Intrinsic processes such as mesoscale turbulence have recently been proved as important as atmospheric variability in causing variations in ocean bottom pressure. Intrinsic processes are also known to generate random variability on scales larger than the mesoscale through inverse energy cascades or large-scale baroclinic instability. Model analyses by AER scientists Mengnan Zhao and Rui Ponte and a collaborator at Université Grenoble Alpes in France reveal a truly global-scale, intrinsic bottom pressure mode of variability at monthly time scales that relies on a different mechanism. The intrinsic mode has largest amplitudes around Drake Passage and opposite polarity between the Southern Ocean and Atlantic/Arctic Oceans. Its signature is consistent with localized eddy-driven bottom pressure anomalies of opposite sign near Drake Passage that then adjust freely in the rest of the ocean via barotropic wave processes. This intrinsic mode seems consistent with observed bottom pressure variability.
Figure 1. Ensemble mean global-scale EOF mode 1 of intrinsic bottom pressure variability converted to equivalent water thickness (cm). Contours are lines of constant H/f (m⋅s).
Citation: Global-scale random bottom pressure fluctuations from oceanic intrinsic variability

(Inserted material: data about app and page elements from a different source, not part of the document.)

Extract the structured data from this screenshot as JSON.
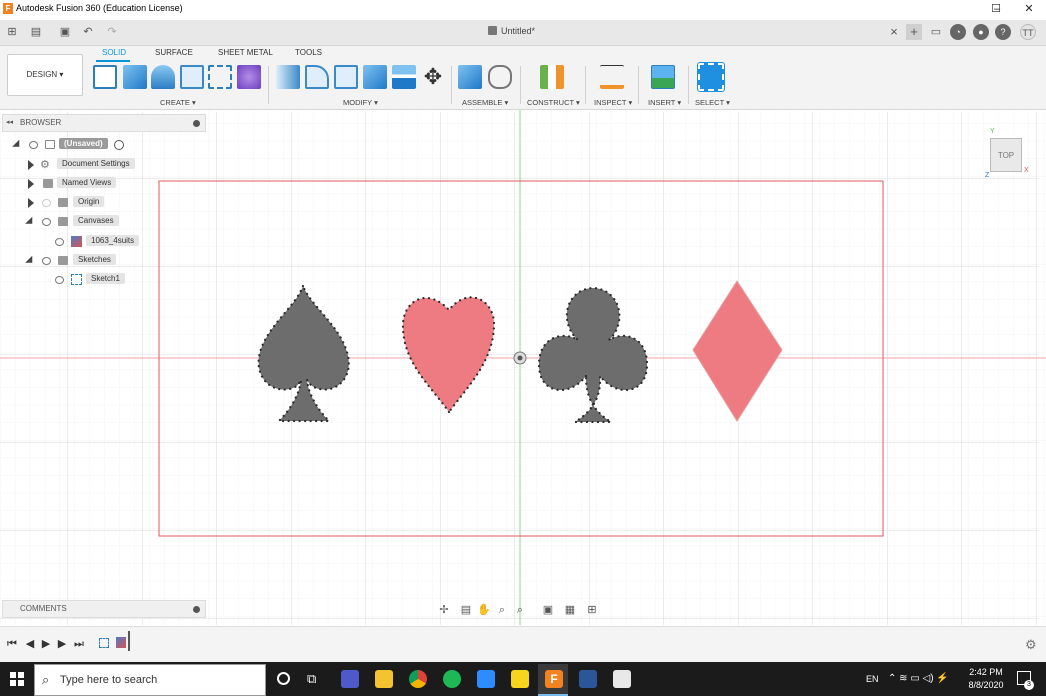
{
  "window": {
    "title": "Autodesk Fusion 360 (Education License)",
    "app_logo": "F",
    "controls": [
      "–",
      "☐",
      "✕"
    ]
  },
  "quickbar": {
    "doc_title": "Untitled*",
    "close_tab": "×",
    "new_tab": "+",
    "user_initials": "TT"
  },
  "ribbon": {
    "tabs": [
      "SOLID",
      "SURFACE",
      "SHEET METAL",
      "TOOLS"
    ],
    "active_tab": "SOLID",
    "workspace": "DESIGN ▾",
    "groups": [
      "CREATE ▾",
      "MODIFY ▾",
      "ASSEMBLE ▾",
      "CONSTRUCT ▾",
      "INSPECT ▾",
      "INSERT ▾",
      "SELECT ▾"
    ],
    "accent": "#0696d7"
  },
  "browser": {
    "title": "BROWSER",
    "collapse": "◂◂",
    "items": {
      "root": "(Unsaved)",
      "document_settings": "Document Settings",
      "named_views": "Named Views",
      "origin": "Origin",
      "canvases": "Canvases",
      "canvas_image": "1063_4suits",
      "sketches": "Sketches",
      "sketch1": "Sketch1"
    }
  },
  "comments": {
    "title": "COMMENTS"
  },
  "viewcube": {
    "face": "TOP",
    "axis_x": "X",
    "axis_y": "Y",
    "axis_z": "Z"
  },
  "canvas": {
    "suits": [
      "spade",
      "heart",
      "club",
      "diamond"
    ],
    "black_suit_color": "#6d6d6d",
    "red_suit_color": "#ef7b82",
    "frame_color": "#e05a62",
    "axis_red": "#f0a4a4",
    "axis_green": "#8fd68f"
  },
  "taskbar": {
    "search_placeholder": "Type here to search",
    "lang": "EN",
    "time": "2:42 PM",
    "date": "8/8/2020",
    "notifications": "3"
  }
}
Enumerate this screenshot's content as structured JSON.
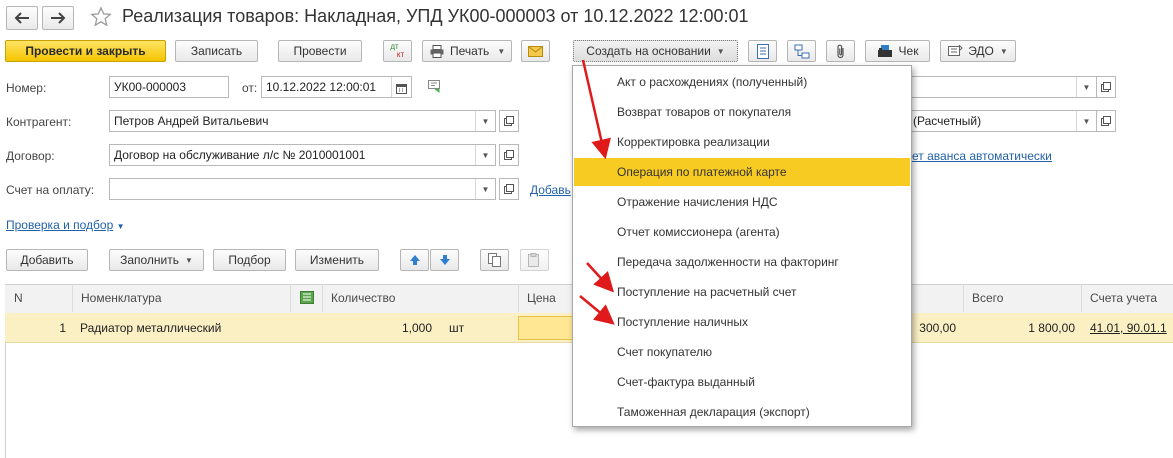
{
  "window": {
    "title": "Реализация товаров: Накладная, УПД УК00-000003 от 10.12.2022 12:00:01"
  },
  "toolbar": {
    "post_close": "Провести и закрыть",
    "save": "Записать",
    "post": "Провести",
    "dtkt_top": "дт",
    "dtkt_bottom": "кт",
    "print": "Печать",
    "create_based": "Создать на основании",
    "check": "Чек",
    "edo": "ЭДО"
  },
  "form": {
    "number_label": "Номер:",
    "number_value": "УК00-000003",
    "from_label": "от:",
    "date_value": "10.12.2022 12:00:01",
    "counterparty_label": "Контрагент:",
    "counterparty_value": "Петров Андрей Витальевич",
    "contract_label": "Договор:",
    "contract_value": "Договор на обслуживание л/с № 2010001001",
    "invoice_label": "Счет на оплату:",
    "invoice_value": "",
    "add_link": "Добавь",
    "right_field_2": "(Расчетный)",
    "advance_link": "ет аванса автоматически",
    "check_link": "Проверка и подбор"
  },
  "table_toolbar": {
    "add": "Добавить",
    "fill": "Заполнить",
    "select": "Подбор",
    "change": "Изменить"
  },
  "table": {
    "headers": [
      "N",
      "Номенклатура",
      "Количество",
      "Цена",
      "Всего",
      "Счета учета"
    ],
    "rows": [
      {
        "n": "1",
        "item": "Радиатор металлический",
        "qty": "1,000",
        "unit": "шт",
        "price": "",
        "sum_partial": "300,00",
        "total": "1 800,00",
        "accounts": "41.01, 90.01.1"
      }
    ]
  },
  "menu": {
    "items": [
      "Акт о расхождениях (полученный)",
      "Возврат товаров от покупателя",
      "Корректировка реализации",
      "Операция по платежной карте",
      "Отражение начисления НДС",
      "Отчет комиссионера (агента)",
      "Передача задолженности на факторинг",
      "Поступление на расчетный счет",
      "Поступление наличных",
      "Счет покупателю",
      "Счет-фактура выданный",
      "Таможенная декларация (экспорт)"
    ],
    "selected_index": 3
  },
  "colors": {
    "primary": "#f5c400",
    "selected_row": "#fbf0c4",
    "link": "#2261a8",
    "arrow": "#e01a1a"
  }
}
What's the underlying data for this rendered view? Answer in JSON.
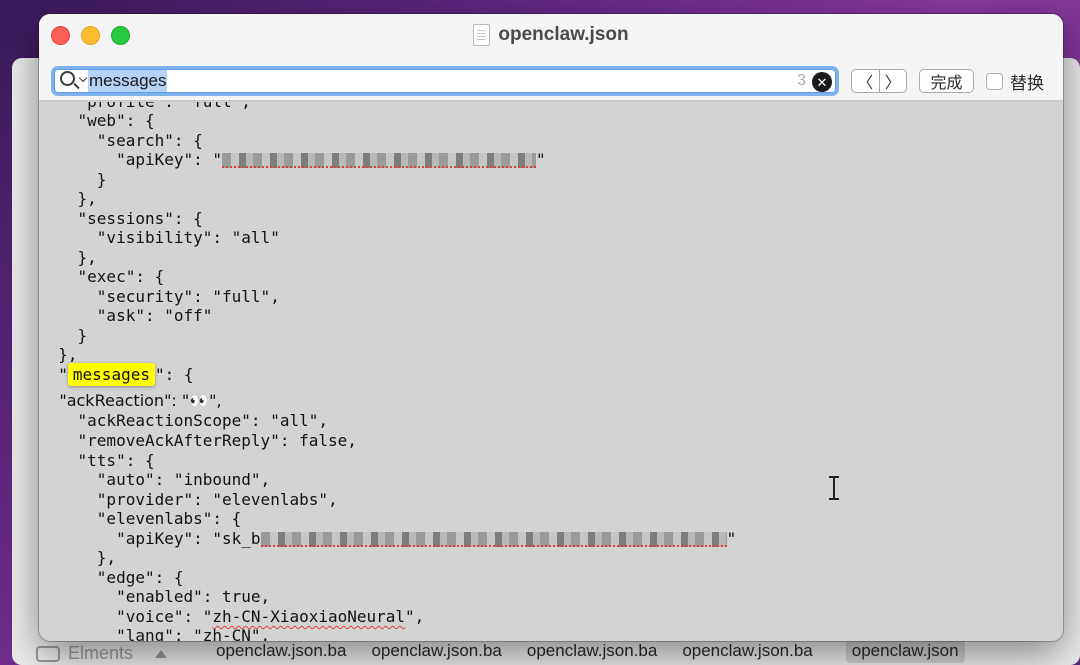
{
  "window": {
    "title": "openclaw.json"
  },
  "find_bar": {
    "query": "messages",
    "match_count": "3",
    "clear_symbol": "✕",
    "prev_symbol": "〈",
    "next_symbol": "〉",
    "done_label": "完成",
    "replace_label": "替换",
    "replace_checked": false
  },
  "editor": {
    "lines": [
      "    \"profile\": \"full\",",
      "    \"web\": {",
      "      \"search\": {",
      "        \"apiKey\": \"",
      "      }",
      "    },",
      "    \"sessions\": {",
      "      \"visibility\": \"all\"",
      "    },",
      "    \"exec\": {",
      "      \"security\": \"full\",",
      "      \"ask\": \"off\"",
      "    }",
      "  },",
      "  \"",
      "    \"ackReaction\": \"👀\",",
      "    \"ackReactionScope\": \"all\",",
      "    \"removeAckAfterReply\": false,",
      "    \"tts\": {",
      "      \"auto\": \"inbound\",",
      "      \"provider\": \"elevenlabs\",",
      "      \"elevenlabs\": {",
      "        \"apiKey\": \"sk_b",
      "      },",
      "      \"edge\": {",
      "        \"enabled\": true,",
      "        \"voice\": \"",
      "        \"lang\": \"zh-CN\","
    ],
    "highlight_word": "messages",
    "messages_suffix": "\": {",
    "search_key_suffix": "\"",
    "eleven_key_suffix": "\"",
    "voice_value": "zh-CN-XiaoxiaoNeural",
    "voice_suffix": "\","
  },
  "background_finder": {
    "sidebar_item": "Elments",
    "files": [
      "openclaw.json.ba",
      "openclaw.json.ba",
      "openclaw.json.ba",
      "openclaw.json.ba",
      "openclaw.json"
    ],
    "selected_index": 4
  },
  "colors": {
    "highlight": "#ffff00",
    "search_focus": "#7fb1ea",
    "editor_bg": "#d3d3d3"
  }
}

M. Zhao, R. M. Ponte, T. Penduff
Science Advances, 9, eadg0278 (2023)